Dave Simmons tells the story of taking his children to a shopping mall near their home. As they drove up, a big sign read, “Petting Zoo.” The kids jumped up in a rush and asked, “Daddy, Daddy. Can we go? Please. Please. Can we go?”
Now this petting zoo was a great place for the kids to stay, fenced in with all sorts of furry creatures, safe and secure (children and pets) while mom and dad shopped. “Sure,” he said, flipping them both a quarter before walking into Sears.
A few minutes later though, he turned around and saw his daughter walking along behind him, surprised that she preferred the hardware department to the petting zoo. But that was not the case. He asked her what was wrong.
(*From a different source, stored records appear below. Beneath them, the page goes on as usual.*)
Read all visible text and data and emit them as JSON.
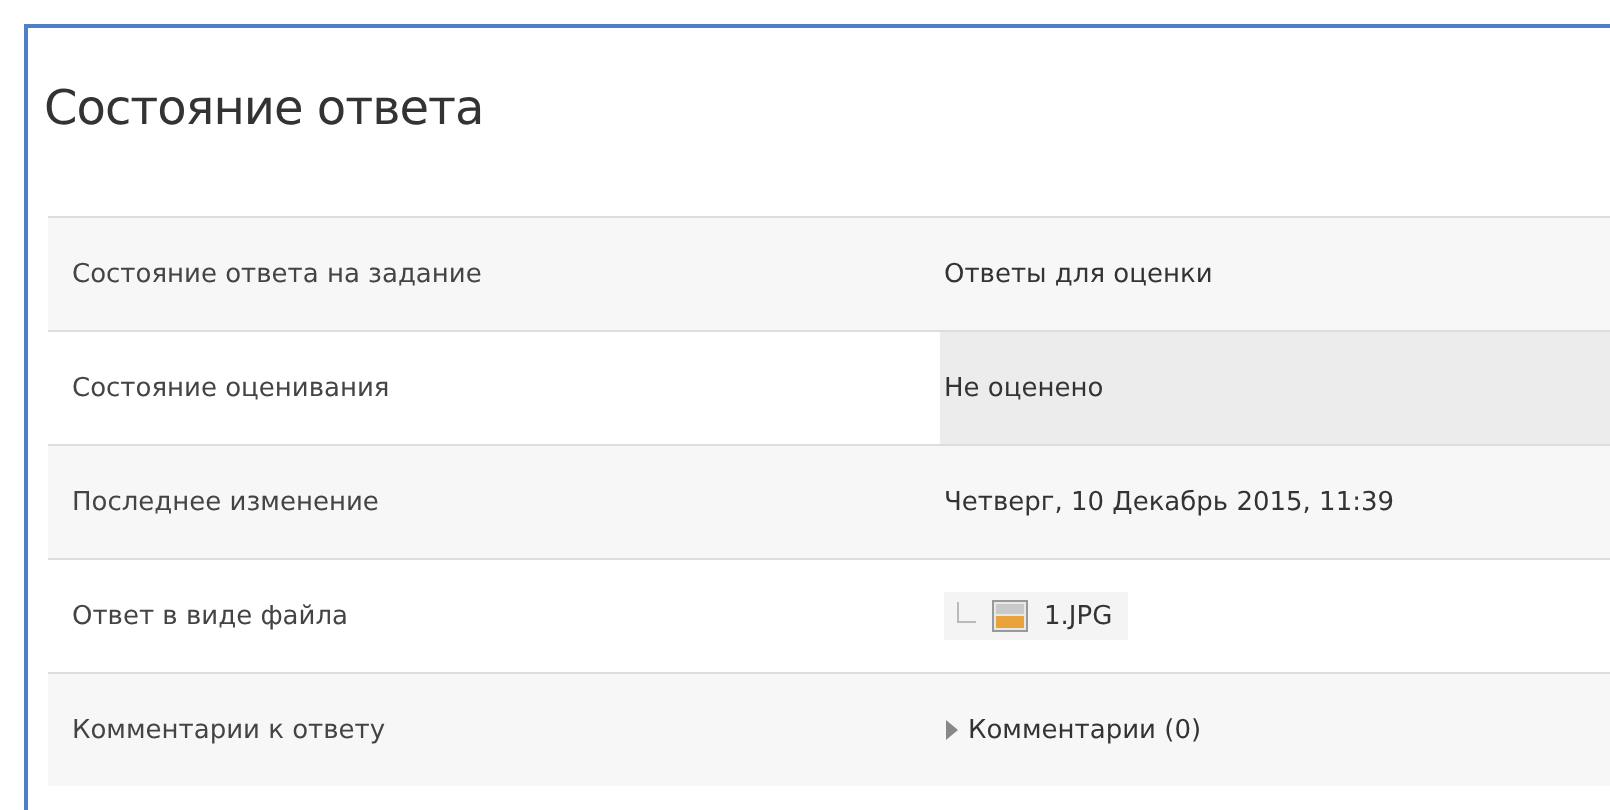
{
  "title": "Состояние ответа",
  "rows": [
    {
      "label": "Состояние ответа на задание",
      "kind": "text",
      "value": "Ответы для оценки"
    },
    {
      "label": "Состояние оценивания",
      "kind": "text",
      "value": "Не оценено",
      "highlight": true
    },
    {
      "label": "Последнее изменение",
      "kind": "text",
      "value": "Четверг, 10 Декабрь 2015, 11:39"
    },
    {
      "label": "Ответ в виде файла",
      "kind": "file",
      "value": "1.JPG"
    },
    {
      "label": "Комментарии к ответу",
      "kind": "comments",
      "value": "Комментарии (0)",
      "expanded": false
    }
  ]
}
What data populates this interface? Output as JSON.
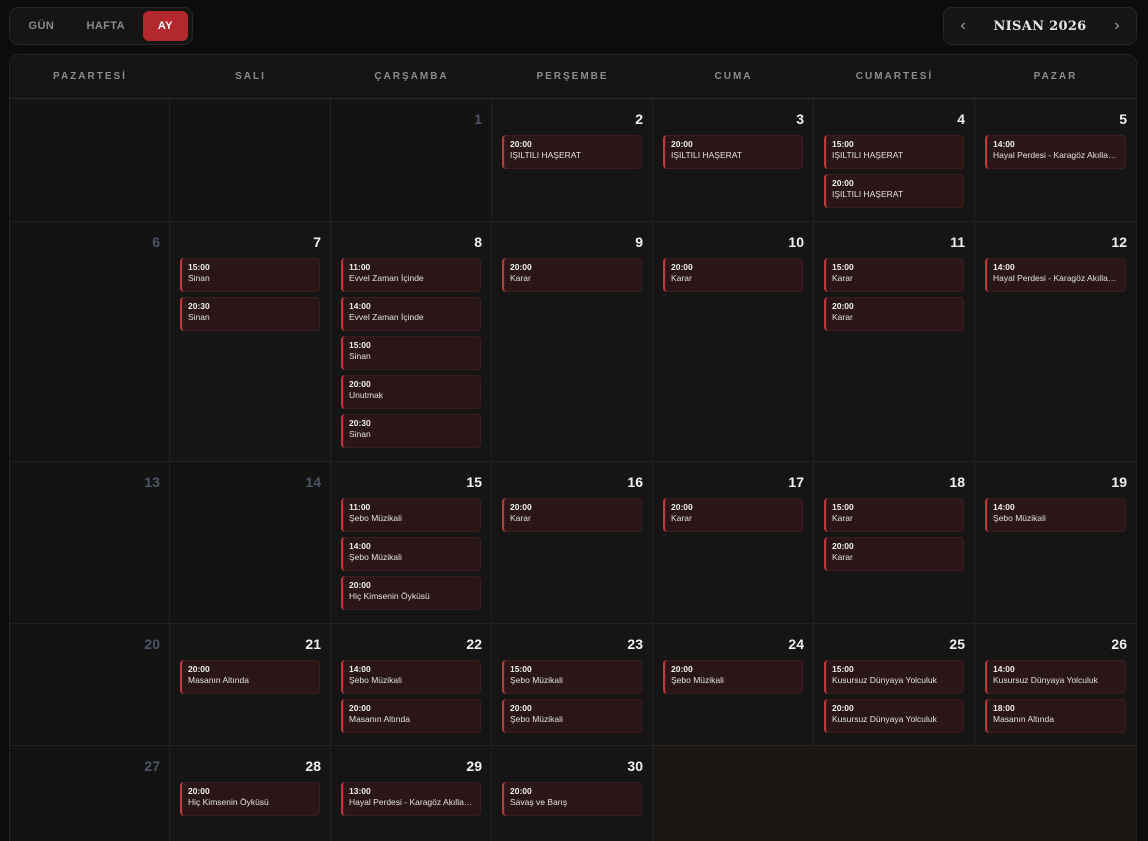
{
  "view_switch": {
    "gun": "GÜN",
    "hafta": "HAFTA",
    "ay": "AY",
    "active": "AY"
  },
  "month_nav": {
    "prev": "‹",
    "title": "NISAN 2026",
    "next": "›"
  },
  "colors": {
    "accent": "#b3282c",
    "event_bg": "#2a1616",
    "event_border": "#c0393c"
  },
  "weekdays": [
    "PAZARTESİ",
    "SALI",
    "ÇARŞAMBA",
    "PERŞEMBE",
    "CUMA",
    "CUMARTESİ",
    "PAZAR"
  ],
  "weeks": [
    [
      {
        "day": "",
        "muted": true,
        "events": []
      },
      {
        "day": "",
        "muted": true,
        "events": []
      },
      {
        "day": "1",
        "muted": true,
        "events": []
      },
      {
        "day": "2",
        "muted": false,
        "events": [
          {
            "time": "20:00",
            "title": "IŞILTILI HAŞERAT"
          }
        ]
      },
      {
        "day": "3",
        "muted": false,
        "events": [
          {
            "time": "20:00",
            "title": "IŞILTILI HAŞERAT"
          }
        ]
      },
      {
        "day": "4",
        "muted": false,
        "events": [
          {
            "time": "15:00",
            "title": "IŞILTILI HAŞERAT"
          },
          {
            "time": "20:00",
            "title": "IŞILTILI HAŞERAT"
          }
        ]
      },
      {
        "day": "5",
        "muted": false,
        "events": [
          {
            "time": "14:00",
            "title": "Hayal Perdesi - Karagöz Akıllanıy..."
          }
        ]
      }
    ],
    [
      {
        "day": "6",
        "muted": true,
        "events": []
      },
      {
        "day": "7",
        "muted": false,
        "events": [
          {
            "time": "15:00",
            "title": "Sinan"
          },
          {
            "time": "20:30",
            "title": "Sinan"
          }
        ]
      },
      {
        "day": "8",
        "muted": false,
        "events": [
          {
            "time": "11:00",
            "title": "Evvel Zaman İçinde"
          },
          {
            "time": "14:00",
            "title": "Evvel Zaman İçinde"
          },
          {
            "time": "15:00",
            "title": "Sinan"
          },
          {
            "time": "20:00",
            "title": "Unutmak"
          },
          {
            "time": "20:30",
            "title": "Sinan"
          }
        ]
      },
      {
        "day": "9",
        "muted": false,
        "events": [
          {
            "time": "20:00",
            "title": "Karar"
          }
        ]
      },
      {
        "day": "10",
        "muted": false,
        "events": [
          {
            "time": "20:00",
            "title": "Karar"
          }
        ]
      },
      {
        "day": "11",
        "muted": false,
        "events": [
          {
            "time": "15:00",
            "title": "Karar"
          },
          {
            "time": "20:00",
            "title": "Karar"
          }
        ]
      },
      {
        "day": "12",
        "muted": false,
        "events": [
          {
            "time": "14:00",
            "title": "Hayal Perdesi - Karagöz Akıllanıy..."
          }
        ]
      }
    ],
    [
      {
        "day": "13",
        "muted": true,
        "events": []
      },
      {
        "day": "14",
        "muted": true,
        "events": []
      },
      {
        "day": "15",
        "muted": false,
        "events": [
          {
            "time": "11:00",
            "title": "Şebo Müzikali"
          },
          {
            "time": "14:00",
            "title": "Şebo Müzikali"
          },
          {
            "time": "20:00",
            "title": "Hiç Kimsenin Öyküsü"
          }
        ]
      },
      {
        "day": "16",
        "muted": false,
        "events": [
          {
            "time": "20:00",
            "title": "Karar"
          }
        ]
      },
      {
        "day": "17",
        "muted": false,
        "events": [
          {
            "time": "20:00",
            "title": "Karar"
          }
        ]
      },
      {
        "day": "18",
        "muted": false,
        "events": [
          {
            "time": "15:00",
            "title": "Karar"
          },
          {
            "time": "20:00",
            "title": "Karar"
          }
        ]
      },
      {
        "day": "19",
        "muted": false,
        "events": [
          {
            "time": "14:00",
            "title": "Şebo Müzikali"
          }
        ]
      }
    ],
    [
      {
        "day": "20",
        "muted": true,
        "events": []
      },
      {
        "day": "21",
        "muted": false,
        "events": [
          {
            "time": "20:00",
            "title": "Masanın Altında"
          }
        ]
      },
      {
        "day": "22",
        "muted": false,
        "events": [
          {
            "time": "14:00",
            "title": "Şebo Müzikali"
          },
          {
            "time": "20:00",
            "title": "Masanın Altında"
          }
        ]
      },
      {
        "day": "23",
        "muted": false,
        "events": [
          {
            "time": "15:00",
            "title": "Şebo Müzikali"
          },
          {
            "time": "20:00",
            "title": "Şebo Müzikali"
          }
        ]
      },
      {
        "day": "24",
        "muted": false,
        "events": [
          {
            "time": "20:00",
            "title": "Şebo Müzikali"
          }
        ]
      },
      {
        "day": "25",
        "muted": false,
        "events": [
          {
            "time": "15:00",
            "title": "Kusursuz Dünyaya Yolculuk"
          },
          {
            "time": "20:00",
            "title": "Kusursuz Dünyaya Yolculuk"
          }
        ]
      },
      {
        "day": "26",
        "muted": false,
        "events": [
          {
            "time": "14:00",
            "title": "Kusursuz Dünyaya Yolculuk"
          },
          {
            "time": "18:00",
            "title": "Masanın Altında"
          }
        ]
      }
    ],
    [
      {
        "day": "27",
        "muted": true,
        "events": []
      },
      {
        "day": "28",
        "muted": false,
        "events": [
          {
            "time": "20:00",
            "title": "Hiç Kimsenin Öyküsü"
          }
        ]
      },
      {
        "day": "29",
        "muted": false,
        "events": [
          {
            "time": "13:00",
            "title": "Hayal Perdesi - Karagöz Akıllanıy..."
          }
        ]
      },
      {
        "day": "30",
        "muted": false,
        "events": [
          {
            "time": "20:00",
            "title": "Savaş ve Barış"
          }
        ]
      },
      {
        "day": "",
        "muted": false,
        "empty": true,
        "events": []
      },
      {
        "day": "",
        "muted": false,
        "empty": true,
        "events": []
      },
      {
        "day": "",
        "muted": false,
        "empty": true,
        "events": []
      }
    ]
  ]
}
She looked up at him with those giant limpid brown eyes and said sadly, “Well, Daddy, it cost fifty cents. So, I gave Brandon my quarter.” Then she said the most beautiful thing I ever heard. She repeated their family motto. The family motto is in “Love is Action!”
She had given her brother her quarter, and no one loves cuddly furry creatures more than Helen. She had done it because she had seen it played out. She had watched her mother give her father the last piece of steak and say, “Love is Action!” She had watched her parents do and say “Love is Action!” for years around the house. She had heard and seen “Love is Action,” and now she had incorporated it into her little lifestyle. It had become part of her.
He goes on to tell the rest of the story. He writes
“As soon as I finished my errands, I took Helen to the petting zoo. We stood by the fence and watched Brandon go crazy petting and feeding the animals. Helen stood with her hands and chin resting on the fence and just watched Brandon. I had fifty cents burning a hole in my pocket; I never offered it to Helen, and she never asked for it.
Because she knew the whole family motto. It’s not “Love is Action.” It’s “Love is SACRIFICIAL Action!” Love always pays a price. Love always costs something. Love is expensive. When you love, benefits accrue to another’s account. Love is for you, not for me. Love gives; it doesn’t grab.
Helen gave her quarter to Brandon and wanted to follow through with her lesson. She knew she had to taste the sacrifice. She wanted to experience that total family motto. Love is sacrificial action (Dave Simmons., Dad, The Family Coach, Victor Books, 1991, pp. 123-124)
You see, love costs. It always has.
Just ask God.
About the writer: While Dr. Don Flowers is the pastor of Port Williams United Baptist Church in Nova Scotia, most people know him as the spouse of Anita Flowers, who is frequent contributor to Reflections. They are the parents of two daughters. Prior to their adventure in Canada, Don was the pastor of Providence Baptist Church in Charleston, SC. He also has served as Minister of Youth at First Baptist Church, Greenville, SC and Lenoir, NC. Don has degrees from Wake Forest University, the Southern Baptist Theological Seminary, and Candler School of Theology.
Scripture and Music:
1 Corinthians 13
A Mighty Fortress Is Our God
The Gift of Love
Where Charity and Love Prevail
O Perfect Love
Here I Am, Lord
Love Divine, All Loves Excelling
Draw Us in the Spirit s Tether (Harold Friedell)
Canticle of Love (Hal Hopson)
Love, Joy, and Peace (Jane Marshall)
Love (Bob Burroughs)
The Gift of Love (Hal Hopson)
The Greatest of These (Roberta Bitgood)
Jesus, Lover of My Soul
The Gift of Love (Hal Hopson)